I think that I will read more Dickens in the future…perhaps not the near future, as I’m Dickens-ed out at the moment…simply because he is a master at creating characters that you either love or hate.
No, Finish #41 is not David Copperfield. I’m still plugging away at that one. Only around 500 more pages to go! Finish #41 is Last Light by Terri Blackstock. I listened to this audiobook while working my way through those flannel squares that I mentioned previously. Thankfully, I’ll finish up with those flannel squares about the same time I finish up David Copperfield. (Both have been monumental tasks!)
I’ve never read (or listened to) a book by Terri Blackstock until this one. I picked it up because I liked the sound of the plot. I would have enjoyed it much more with different characters. The story takes place during a time when all power has been knocked out in the United States (and perhaps in the world, but we aren’t told so). It’s a great idea for a story. I just couldn’t stand most of the characters. For example, the main family in the story goes to Walmart to purchase items that they feel are necessary to get through this power outage. The mom put hair dye on her list of necessities. Seriously, you’d think about hair dye?? The daughter, who is SUCH A WHINER, wants make-up. It’s so preposterous that I can’t even wrap my head around it!

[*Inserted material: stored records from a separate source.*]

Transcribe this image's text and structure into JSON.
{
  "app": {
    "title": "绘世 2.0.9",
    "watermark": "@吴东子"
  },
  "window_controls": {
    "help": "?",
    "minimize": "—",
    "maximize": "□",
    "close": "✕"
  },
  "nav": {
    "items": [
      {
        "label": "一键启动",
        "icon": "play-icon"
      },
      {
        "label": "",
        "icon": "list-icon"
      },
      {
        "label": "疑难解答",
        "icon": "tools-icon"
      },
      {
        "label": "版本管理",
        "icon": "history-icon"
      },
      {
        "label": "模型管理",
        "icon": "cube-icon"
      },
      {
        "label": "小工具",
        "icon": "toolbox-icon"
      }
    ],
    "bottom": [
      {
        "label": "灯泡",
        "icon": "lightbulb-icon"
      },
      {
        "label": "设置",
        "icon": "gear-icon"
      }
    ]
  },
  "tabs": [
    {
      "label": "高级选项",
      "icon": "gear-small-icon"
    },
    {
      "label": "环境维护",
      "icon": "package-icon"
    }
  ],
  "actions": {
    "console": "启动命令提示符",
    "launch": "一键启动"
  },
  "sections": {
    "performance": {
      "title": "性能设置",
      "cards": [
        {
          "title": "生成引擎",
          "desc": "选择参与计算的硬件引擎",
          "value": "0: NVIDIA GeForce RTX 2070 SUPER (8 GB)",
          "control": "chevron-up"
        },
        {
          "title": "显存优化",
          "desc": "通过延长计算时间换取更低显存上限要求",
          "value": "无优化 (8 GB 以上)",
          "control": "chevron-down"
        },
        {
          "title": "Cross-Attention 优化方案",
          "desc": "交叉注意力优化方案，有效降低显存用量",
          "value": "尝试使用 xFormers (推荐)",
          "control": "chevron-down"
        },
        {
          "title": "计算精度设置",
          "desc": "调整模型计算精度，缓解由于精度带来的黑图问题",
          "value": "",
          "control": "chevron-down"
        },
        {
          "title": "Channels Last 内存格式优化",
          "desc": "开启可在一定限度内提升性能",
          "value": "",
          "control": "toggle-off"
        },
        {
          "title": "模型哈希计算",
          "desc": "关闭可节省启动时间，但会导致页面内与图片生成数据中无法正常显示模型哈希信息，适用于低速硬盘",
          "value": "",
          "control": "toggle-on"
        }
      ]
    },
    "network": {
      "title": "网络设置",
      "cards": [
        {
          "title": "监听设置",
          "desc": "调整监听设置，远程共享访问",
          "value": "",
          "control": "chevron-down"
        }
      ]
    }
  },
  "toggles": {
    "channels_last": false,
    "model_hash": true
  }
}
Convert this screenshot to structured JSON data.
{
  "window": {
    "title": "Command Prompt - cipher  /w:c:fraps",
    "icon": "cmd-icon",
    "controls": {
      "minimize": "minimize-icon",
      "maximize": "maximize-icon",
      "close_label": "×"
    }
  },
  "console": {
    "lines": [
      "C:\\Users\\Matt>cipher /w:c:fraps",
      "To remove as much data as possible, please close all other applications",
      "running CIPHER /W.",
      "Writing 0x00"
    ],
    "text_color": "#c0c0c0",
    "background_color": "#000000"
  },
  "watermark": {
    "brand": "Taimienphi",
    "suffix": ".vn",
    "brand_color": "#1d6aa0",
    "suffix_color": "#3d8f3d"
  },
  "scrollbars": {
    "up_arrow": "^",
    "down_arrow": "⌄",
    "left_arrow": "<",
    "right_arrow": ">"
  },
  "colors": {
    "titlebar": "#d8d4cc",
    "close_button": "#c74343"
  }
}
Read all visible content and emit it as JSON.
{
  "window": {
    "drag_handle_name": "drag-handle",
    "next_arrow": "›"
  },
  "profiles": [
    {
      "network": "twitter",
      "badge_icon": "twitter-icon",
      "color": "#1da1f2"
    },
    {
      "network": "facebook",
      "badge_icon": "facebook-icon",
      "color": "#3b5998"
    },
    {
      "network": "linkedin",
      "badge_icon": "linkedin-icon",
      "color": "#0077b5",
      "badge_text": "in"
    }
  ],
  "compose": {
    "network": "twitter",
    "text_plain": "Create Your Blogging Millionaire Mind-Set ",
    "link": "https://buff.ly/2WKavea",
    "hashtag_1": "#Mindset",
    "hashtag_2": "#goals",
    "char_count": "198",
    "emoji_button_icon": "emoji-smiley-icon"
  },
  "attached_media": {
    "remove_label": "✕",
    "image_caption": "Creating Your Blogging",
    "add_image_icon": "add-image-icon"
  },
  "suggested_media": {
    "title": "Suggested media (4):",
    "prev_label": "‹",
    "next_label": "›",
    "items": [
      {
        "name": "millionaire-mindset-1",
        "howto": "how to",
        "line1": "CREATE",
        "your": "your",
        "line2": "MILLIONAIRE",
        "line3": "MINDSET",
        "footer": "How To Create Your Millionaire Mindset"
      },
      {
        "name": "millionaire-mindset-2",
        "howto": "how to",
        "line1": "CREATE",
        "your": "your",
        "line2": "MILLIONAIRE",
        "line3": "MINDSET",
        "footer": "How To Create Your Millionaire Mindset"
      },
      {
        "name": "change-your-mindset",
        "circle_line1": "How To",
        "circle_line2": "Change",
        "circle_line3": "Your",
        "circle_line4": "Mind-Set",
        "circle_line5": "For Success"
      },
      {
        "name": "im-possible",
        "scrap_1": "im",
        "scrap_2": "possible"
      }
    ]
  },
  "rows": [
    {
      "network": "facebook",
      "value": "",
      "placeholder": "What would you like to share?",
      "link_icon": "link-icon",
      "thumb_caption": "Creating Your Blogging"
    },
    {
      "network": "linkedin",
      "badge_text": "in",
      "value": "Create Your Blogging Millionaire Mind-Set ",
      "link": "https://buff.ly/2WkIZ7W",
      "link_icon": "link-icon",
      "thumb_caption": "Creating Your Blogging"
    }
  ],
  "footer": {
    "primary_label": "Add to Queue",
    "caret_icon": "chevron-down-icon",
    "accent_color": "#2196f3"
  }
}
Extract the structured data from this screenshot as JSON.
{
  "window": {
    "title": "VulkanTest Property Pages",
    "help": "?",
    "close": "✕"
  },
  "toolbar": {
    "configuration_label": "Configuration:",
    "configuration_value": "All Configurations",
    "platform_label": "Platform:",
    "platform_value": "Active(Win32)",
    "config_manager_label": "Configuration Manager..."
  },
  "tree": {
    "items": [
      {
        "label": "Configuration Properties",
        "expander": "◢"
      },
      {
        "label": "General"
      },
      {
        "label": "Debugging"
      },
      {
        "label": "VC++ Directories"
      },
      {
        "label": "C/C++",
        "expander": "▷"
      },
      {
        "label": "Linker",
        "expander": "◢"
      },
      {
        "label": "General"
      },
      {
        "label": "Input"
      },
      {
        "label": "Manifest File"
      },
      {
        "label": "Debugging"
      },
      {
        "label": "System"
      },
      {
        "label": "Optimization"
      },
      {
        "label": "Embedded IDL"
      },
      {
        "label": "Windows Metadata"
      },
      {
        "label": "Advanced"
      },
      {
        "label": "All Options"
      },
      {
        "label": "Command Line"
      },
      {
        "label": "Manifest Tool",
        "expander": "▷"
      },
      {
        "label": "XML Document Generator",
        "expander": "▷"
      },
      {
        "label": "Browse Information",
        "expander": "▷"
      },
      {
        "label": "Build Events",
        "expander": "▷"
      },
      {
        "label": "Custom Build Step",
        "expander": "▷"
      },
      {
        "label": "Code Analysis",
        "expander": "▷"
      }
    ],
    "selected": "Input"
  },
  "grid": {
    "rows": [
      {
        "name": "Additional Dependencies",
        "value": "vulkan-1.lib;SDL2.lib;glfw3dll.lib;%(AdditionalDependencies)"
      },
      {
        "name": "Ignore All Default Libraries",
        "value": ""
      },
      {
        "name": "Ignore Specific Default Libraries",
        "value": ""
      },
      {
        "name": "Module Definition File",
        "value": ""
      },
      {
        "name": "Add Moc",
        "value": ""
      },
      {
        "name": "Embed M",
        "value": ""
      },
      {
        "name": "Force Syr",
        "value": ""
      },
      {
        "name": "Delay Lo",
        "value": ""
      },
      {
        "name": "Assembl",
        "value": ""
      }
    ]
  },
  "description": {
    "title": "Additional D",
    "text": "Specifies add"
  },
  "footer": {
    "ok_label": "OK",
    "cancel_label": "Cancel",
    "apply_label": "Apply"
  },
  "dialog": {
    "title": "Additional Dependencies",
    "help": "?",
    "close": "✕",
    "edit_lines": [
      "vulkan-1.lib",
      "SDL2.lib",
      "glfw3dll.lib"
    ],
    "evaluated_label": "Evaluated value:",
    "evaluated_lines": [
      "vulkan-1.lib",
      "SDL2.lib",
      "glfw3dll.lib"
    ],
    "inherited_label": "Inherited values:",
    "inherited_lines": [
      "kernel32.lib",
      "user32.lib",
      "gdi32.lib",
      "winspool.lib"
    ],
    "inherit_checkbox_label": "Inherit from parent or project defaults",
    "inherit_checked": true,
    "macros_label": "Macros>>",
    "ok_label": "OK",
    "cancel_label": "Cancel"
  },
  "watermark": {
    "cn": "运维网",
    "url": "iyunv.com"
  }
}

The story does make a person think, however, about how we would fair should such an event occur in real life.
Enjoy your weekend! I’m hoping to get in a bike ride if the weather cooperates, some David Copperfield reading, and some more flannel square sewing.